[Start of section]

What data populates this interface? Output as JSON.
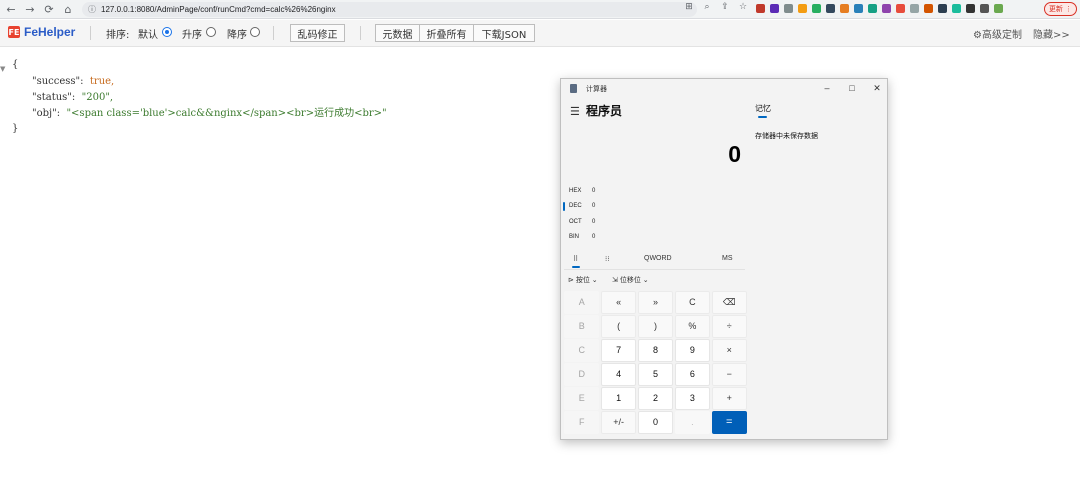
{
  "browser": {
    "url": "127.0.0.1:8080/AdminPage/conf/runCmd?cmd=calc%26%26nginx",
    "update_label": "更新 ⋮",
    "nav_icons": [
      "back-icon",
      "forward-icon",
      "reload-icon",
      "home-icon",
      "info-icon"
    ]
  },
  "fehelper": {
    "logo_text": "FE",
    "title": "FeHelper",
    "sort_label": "排序:",
    "sort_default": "默认",
    "sort_asc": "升序",
    "sort_desc": "降序",
    "selected_sort": "默认",
    "fix_garbled": "乱码修正",
    "raw_data": "元数据",
    "collapse_all": "折叠所有",
    "download_json": "下载JSON",
    "advanced": "⚙高级定制",
    "hide": "隐藏>>"
  },
  "json": {
    "open_brace": "{",
    "close_brace": "}",
    "collapse_marker": "▼",
    "success_key": "\"success\":",
    "success_value": "true,",
    "status_key": "\"status\":",
    "status_value": "\"200\",",
    "obj_key": "\"obj\":",
    "obj_value": "\"<span class='blue'>calc&&nginx</span><br>运行成功<br>\""
  },
  "calculator": {
    "window_title": "计算器",
    "mode": "程序员",
    "display_value": "0",
    "memory_tab": "记忆",
    "memory_empty": "存储器中未保存数据",
    "radix": [
      {
        "name": "HEX",
        "value": "0"
      },
      {
        "name": "DEC",
        "value": "0"
      },
      {
        "name": "OCT",
        "value": "0"
      },
      {
        "name": "BIN",
        "value": "0"
      }
    ],
    "word_size": "QWORD",
    "ms_label": "MS",
    "bitwise_label": "按位",
    "bitshift_label": "位移位",
    "keys": [
      {
        "label": "A",
        "kind": "light"
      },
      {
        "label": "«",
        "kind": "op"
      },
      {
        "label": "»",
        "kind": "op"
      },
      {
        "label": "C",
        "kind": "op"
      },
      {
        "label": "⌫",
        "kind": "op"
      },
      {
        "label": "B",
        "kind": "light"
      },
      {
        "label": "(",
        "kind": "op"
      },
      {
        "label": ")",
        "kind": "op"
      },
      {
        "label": "%",
        "kind": "op"
      },
      {
        "label": "÷",
        "kind": "op"
      },
      {
        "label": "C",
        "kind": "light"
      },
      {
        "label": "7",
        "kind": "num"
      },
      {
        "label": "8",
        "kind": "num"
      },
      {
        "label": "9",
        "kind": "num"
      },
      {
        "label": "×",
        "kind": "op"
      },
      {
        "label": "D",
        "kind": "light"
      },
      {
        "label": "4",
        "kind": "num"
      },
      {
        "label": "5",
        "kind": "num"
      },
      {
        "label": "6",
        "kind": "num"
      },
      {
        "label": "−",
        "kind": "op"
      },
      {
        "label": "E",
        "kind": "light"
      },
      {
        "label": "1",
        "kind": "num"
      },
      {
        "label": "2",
        "kind": "num"
      },
      {
        "label": "3",
        "kind": "num"
      },
      {
        "label": "+",
        "kind": "op"
      },
      {
        "label": "F",
        "kind": "light"
      },
      {
        "label": "+/-",
        "kind": "op"
      },
      {
        "label": "0",
        "kind": "num"
      },
      {
        "label": ".",
        "kind": "disabled"
      },
      {
        "label": "=",
        "kind": "equals"
      }
    ]
  },
  "colors": {
    "accent": "#0067c0",
    "equals": "#005fb8",
    "fe_title": "#2b5cc7",
    "json_bool": "#c76b1e",
    "json_string": "#3b7a2d"
  }
}
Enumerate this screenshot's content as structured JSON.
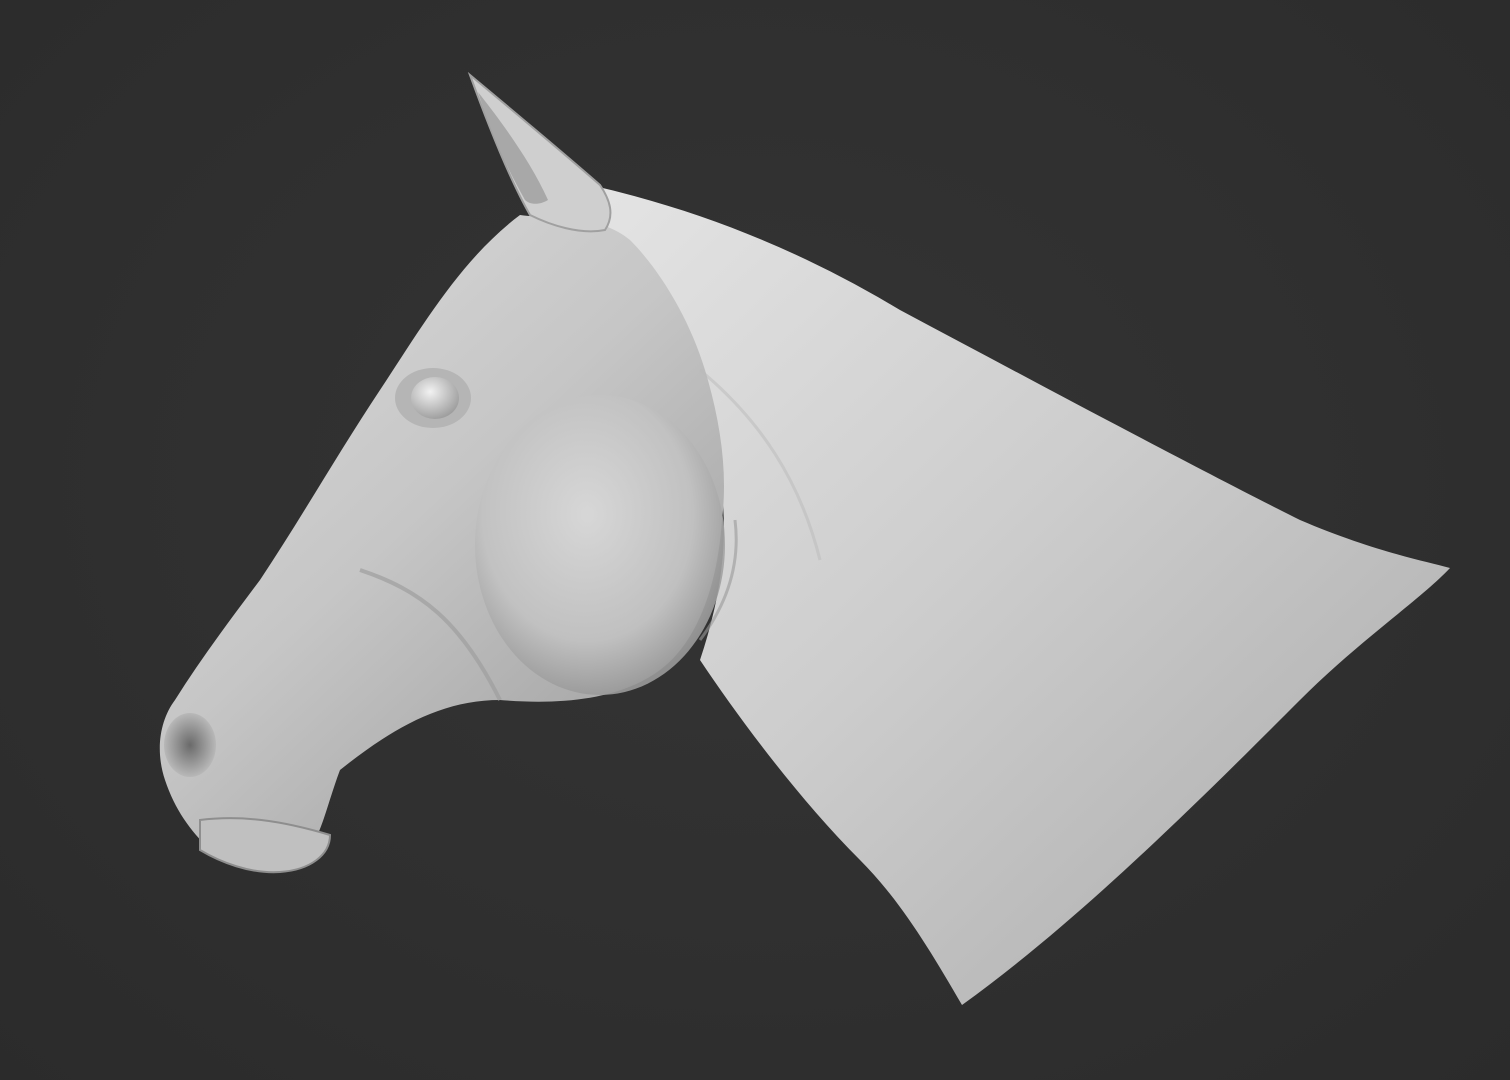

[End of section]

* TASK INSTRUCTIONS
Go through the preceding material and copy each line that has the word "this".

* SOLUTION
What data populates this interface? Output as JSON.
Enumerate this screenshot's content as structured JSON.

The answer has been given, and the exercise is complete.